BRIEF
Pick every line from the data that holds the word "description".

SOURCE DATA
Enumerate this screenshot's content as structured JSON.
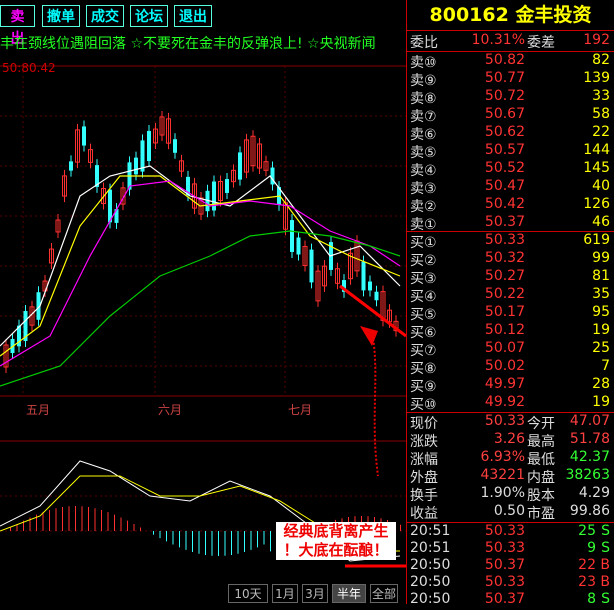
{
  "toolbar": {
    "buttons": [
      "卖出",
      "撤单",
      "成交",
      "论坛",
      "退出"
    ]
  },
  "ticker": "丰在颈线位遇阻回落 ☆不要死在金丰的反弹浪上! ☆央视新闻",
  "chart": {
    "price_label": "50:80.42",
    "months": [
      "五月",
      "六月",
      "七月"
    ],
    "annotation": [
      "经典底背离产生",
      "！大底在酝酿！"
    ]
  },
  "bottom_tabs": [
    "10天",
    "1月",
    "3月",
    "半年",
    "全部"
  ],
  "panel": {
    "code": "800162",
    "name": "金丰投资",
    "weibi_label": "委比",
    "weibi_value": "10.31%",
    "weicha_label": "委差",
    "weicha_value": "192",
    "asks": [
      {
        "label": "卖⑩",
        "price": "50.82",
        "vol": "82"
      },
      {
        "label": "卖⑨",
        "price": "50.77",
        "vol": "139"
      },
      {
        "label": "卖⑧",
        "price": "50.72",
        "vol": "33"
      },
      {
        "label": "卖⑦",
        "price": "50.67",
        "vol": "58"
      },
      {
        "label": "卖⑥",
        "price": "50.62",
        "vol": "22"
      },
      {
        "label": "卖⑤",
        "price": "50.57",
        "vol": "144"
      },
      {
        "label": "卖④",
        "price": "50.52",
        "vol": "145"
      },
      {
        "label": "卖③",
        "price": "50.47",
        "vol": "40"
      },
      {
        "label": "卖②",
        "price": "50.42",
        "vol": "126"
      },
      {
        "label": "卖①",
        "price": "50.37",
        "vol": "46"
      }
    ],
    "bids": [
      {
        "label": "买①",
        "price": "50.33",
        "vol": "619"
      },
      {
        "label": "买②",
        "price": "50.32",
        "vol": "99"
      },
      {
        "label": "买③",
        "price": "50.27",
        "vol": "81"
      },
      {
        "label": "买④",
        "price": "50.22",
        "vol": "35"
      },
      {
        "label": "买⑤",
        "price": "50.17",
        "vol": "95"
      },
      {
        "label": "买⑥",
        "price": "50.12",
        "vol": "19"
      },
      {
        "label": "买⑦",
        "price": "50.07",
        "vol": "25"
      },
      {
        "label": "买⑧",
        "price": "50.02",
        "vol": "7"
      },
      {
        "label": "买⑨",
        "price": "49.97",
        "vol": "28"
      },
      {
        "label": "买⑩",
        "price": "49.92",
        "vol": "19"
      }
    ],
    "quote": [
      {
        "l1": "现价",
        "v1": "50.33",
        "l2": "今开",
        "v2": "47.07",
        "c1": "#ff4040",
        "c2": "#ff4040"
      },
      {
        "l1": "涨跌",
        "v1": "3.26",
        "l2": "最高",
        "v2": "51.78",
        "c1": "#ff4040",
        "c2": "#ff4040"
      },
      {
        "l1": "涨幅",
        "v1": "6.93%",
        "l2": "最低",
        "v2": "42.37",
        "c1": "#ff4040",
        "c2": "#33ff33"
      },
      {
        "l1": "外盘",
        "v1": "43221",
        "l2": "内盘",
        "v2": "38263",
        "c1": "#ff4040",
        "c2": "#33ff33"
      },
      {
        "l1": "换手",
        "v1": "1.90%",
        "l2": "股本",
        "v2": "4.29",
        "c1": "#dddddd",
        "c2": "#dddddd"
      },
      {
        "l1": "收益",
        "v1": "0.50",
        "l2": "市盈",
        "v2": "99.86",
        "c1": "#dddddd",
        "c2": "#dddddd"
      }
    ],
    "trades": [
      {
        "time": "20:51",
        "price": "50.33",
        "vol": "25",
        "flag": "S"
      },
      {
        "time": "20:51",
        "price": "50.33",
        "vol": "9",
        "flag": "S"
      },
      {
        "time": "20:50",
        "price": "50.37",
        "vol": "22",
        "flag": "B"
      },
      {
        "time": "20:50",
        "price": "50.33",
        "vol": "23",
        "flag": "B"
      },
      {
        "time": "20:50",
        "price": "50.37",
        "vol": "8",
        "flag": "S"
      }
    ]
  },
  "colors": {
    "up": "#ff3030",
    "down": "#33ffff",
    "ma5": "#ffffff",
    "ma10": "#ffff00",
    "ma20": "#ff00ff",
    "ma60": "#00cc00"
  }
}
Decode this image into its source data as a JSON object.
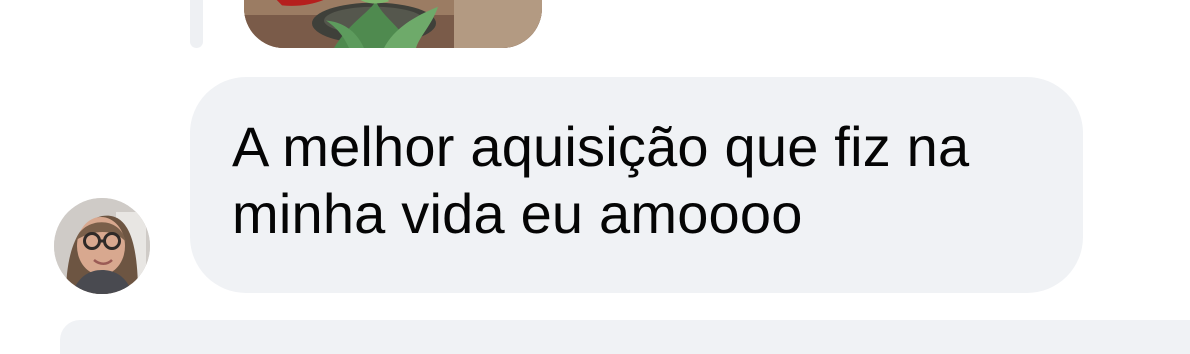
{
  "comment": {
    "text": "A melhor aquisição que fiz na minha vida eu amoooo"
  },
  "icons": {
    "avatar": "profile-photo",
    "attachment": "tulip-photo"
  },
  "colors": {
    "bubble_background": "#f0f2f5",
    "text": "#050505",
    "page_background": "#ffffff"
  }
}
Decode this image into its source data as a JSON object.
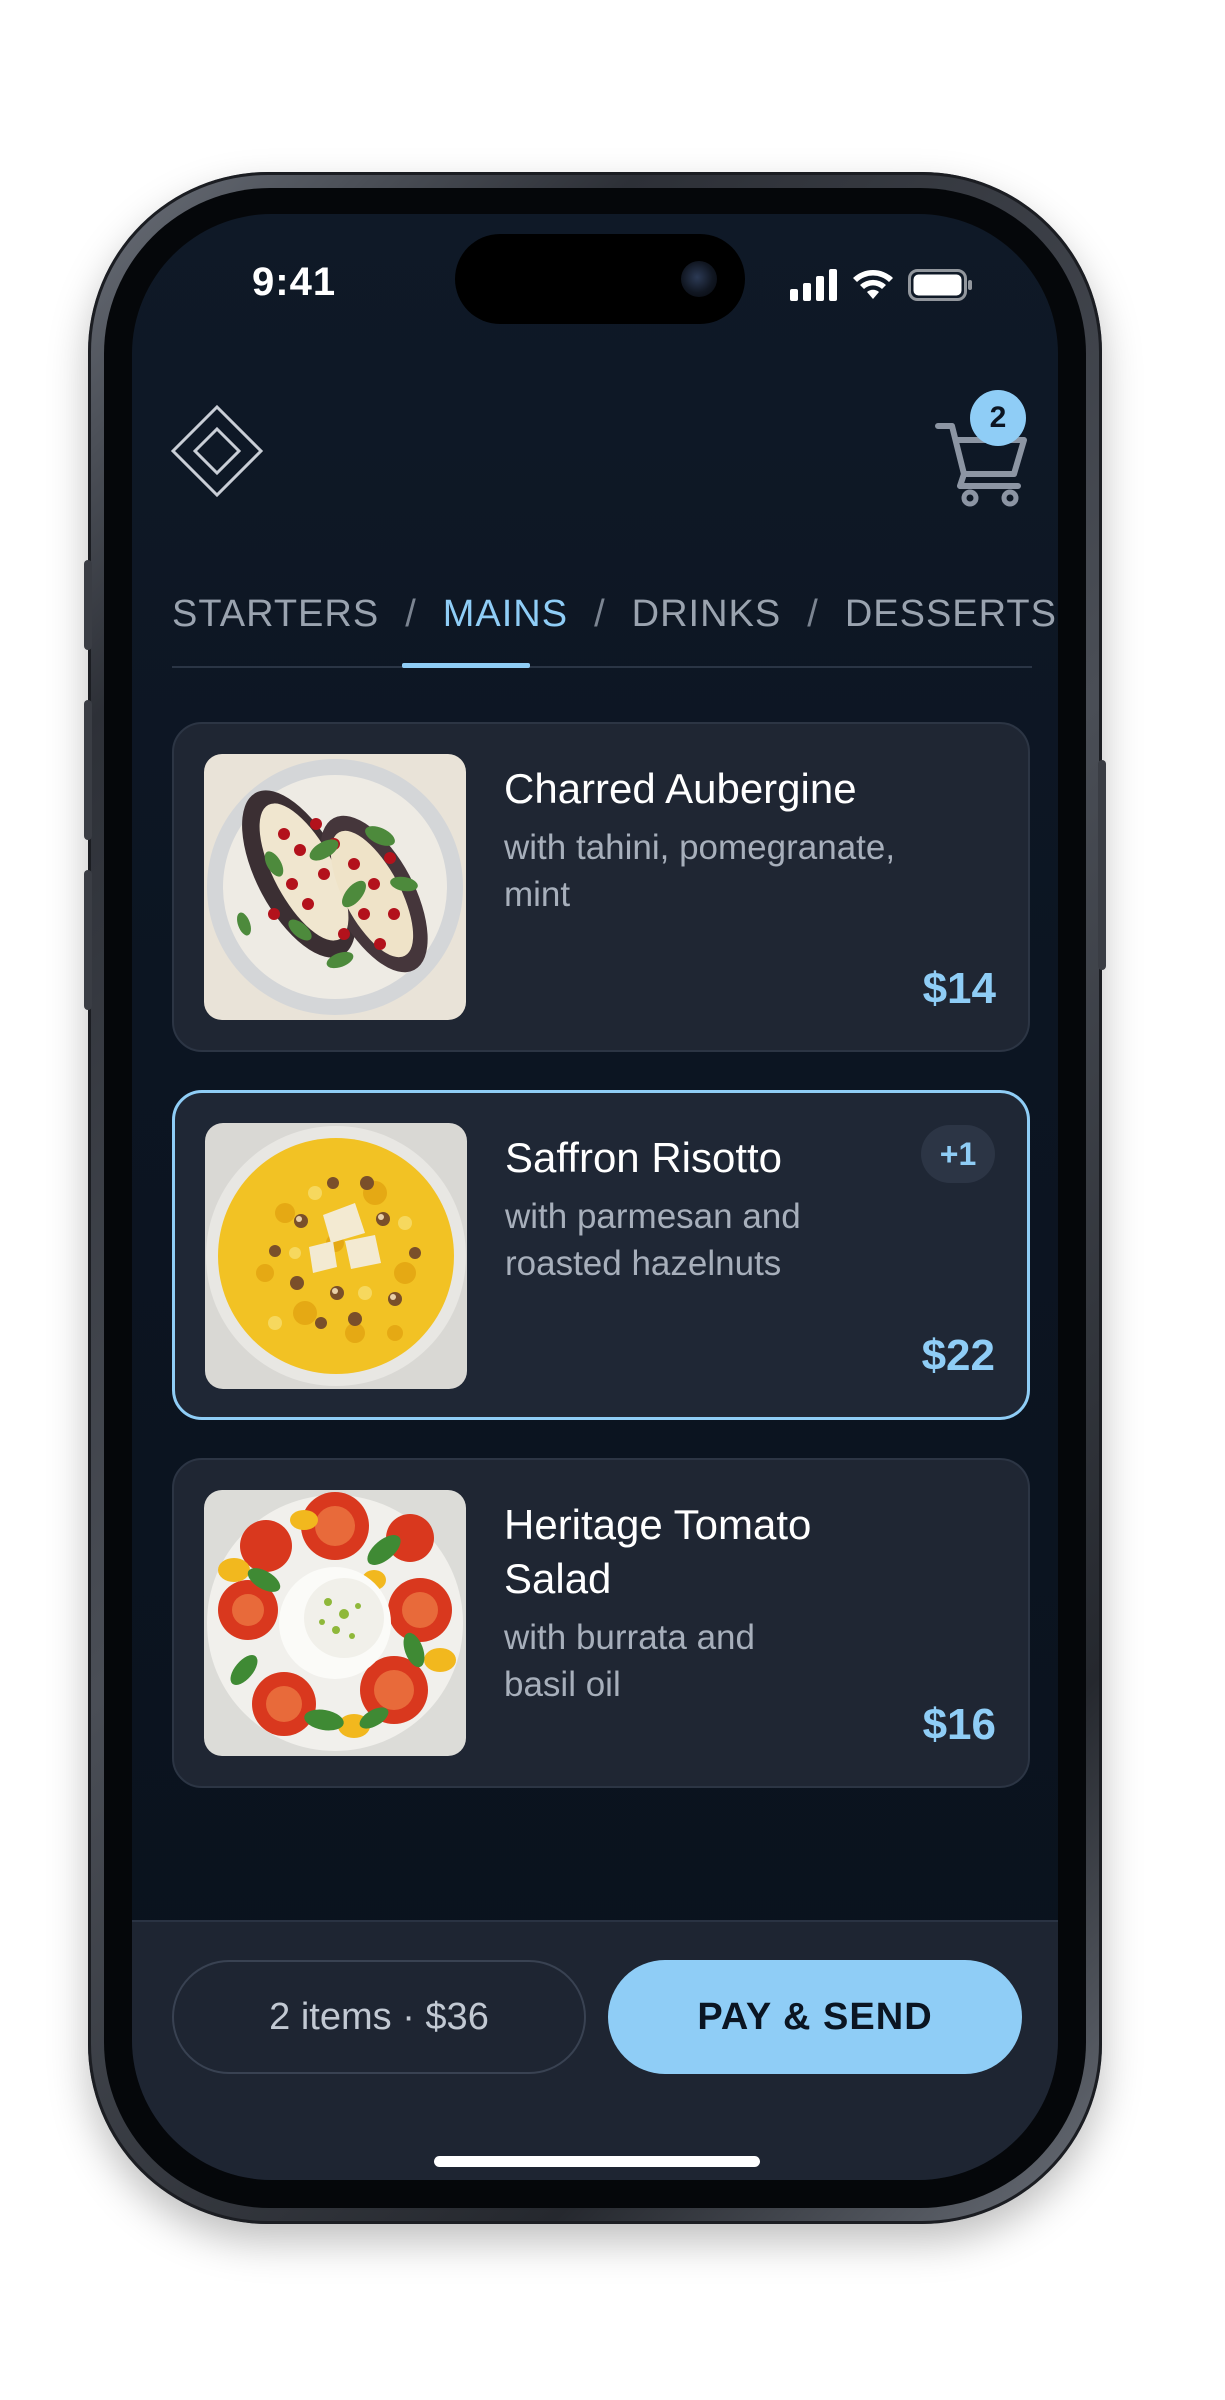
{
  "status_bar": {
    "time": "9:41",
    "signal_icon": "cellular-signal-icon",
    "wifi_icon": "wifi-icon",
    "battery_icon": "battery-icon"
  },
  "header": {
    "logo_icon": "diamond-logo-icon",
    "cart_icon": "shopping-cart-icon",
    "cart_count": "2"
  },
  "tabs": [
    {
      "label": "STARTERS",
      "active": false
    },
    {
      "label": "MAINS",
      "active": true
    },
    {
      "label": "DRINKS",
      "active": false
    },
    {
      "label": "DESSERTS",
      "active": false
    }
  ],
  "tab_separator": "/",
  "menu_items": [
    {
      "title": "Charred Aubergine",
      "description": "with tahini, pomegranate, mint",
      "price": "$14",
      "selected": false,
      "quantity_badge": ""
    },
    {
      "title": "Saffron Risotto",
      "description": "with parmesan and roasted hazelnuts",
      "price": "$22",
      "selected": true,
      "quantity_badge": "+1"
    },
    {
      "title": "Heritage Tomato Salad",
      "description": "with burrata and basil oil",
      "price": "$16",
      "selected": false,
      "quantity_badge": ""
    }
  ],
  "bottom_bar": {
    "summary": "2 items · $36",
    "pay_label": "PAY & SEND"
  },
  "colors": {
    "accent": "#8fcdf6",
    "background": "#0c1522",
    "card": "#1f2633",
    "text_primary": "#ffffff",
    "text_secondary": "#a7afbb"
  }
}
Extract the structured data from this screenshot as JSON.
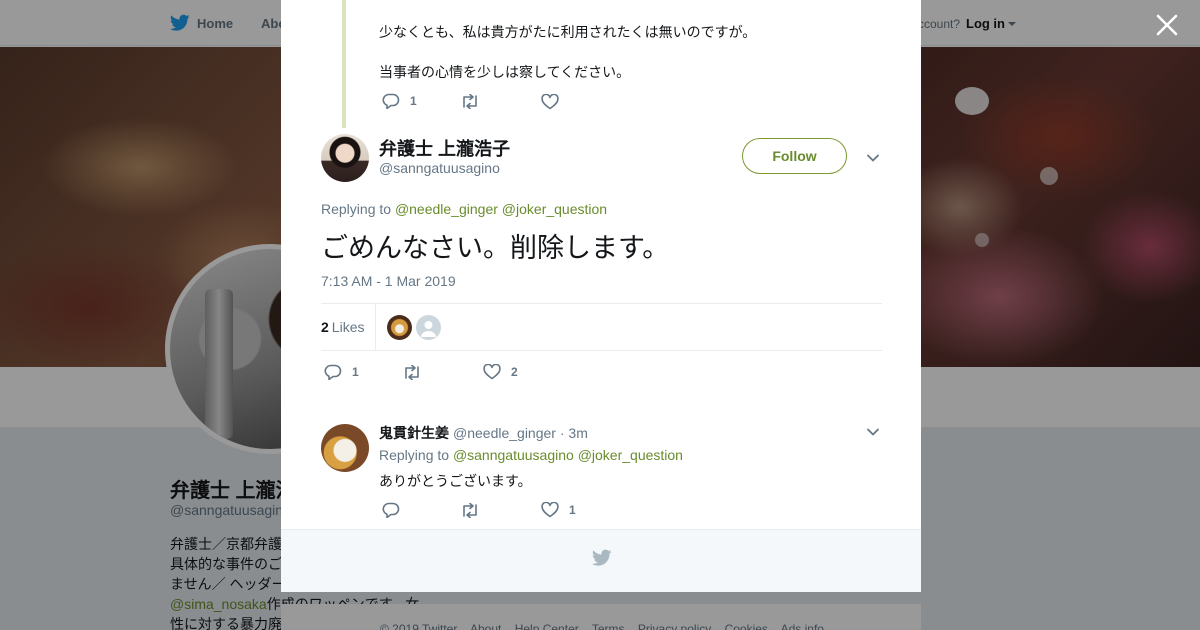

YOUR RESPONSE
      "description": "with tahini, pomegranate, mint",
      "description": "with parmesan and roasted hazelnuts",
      "description": "with burrata and basil oil",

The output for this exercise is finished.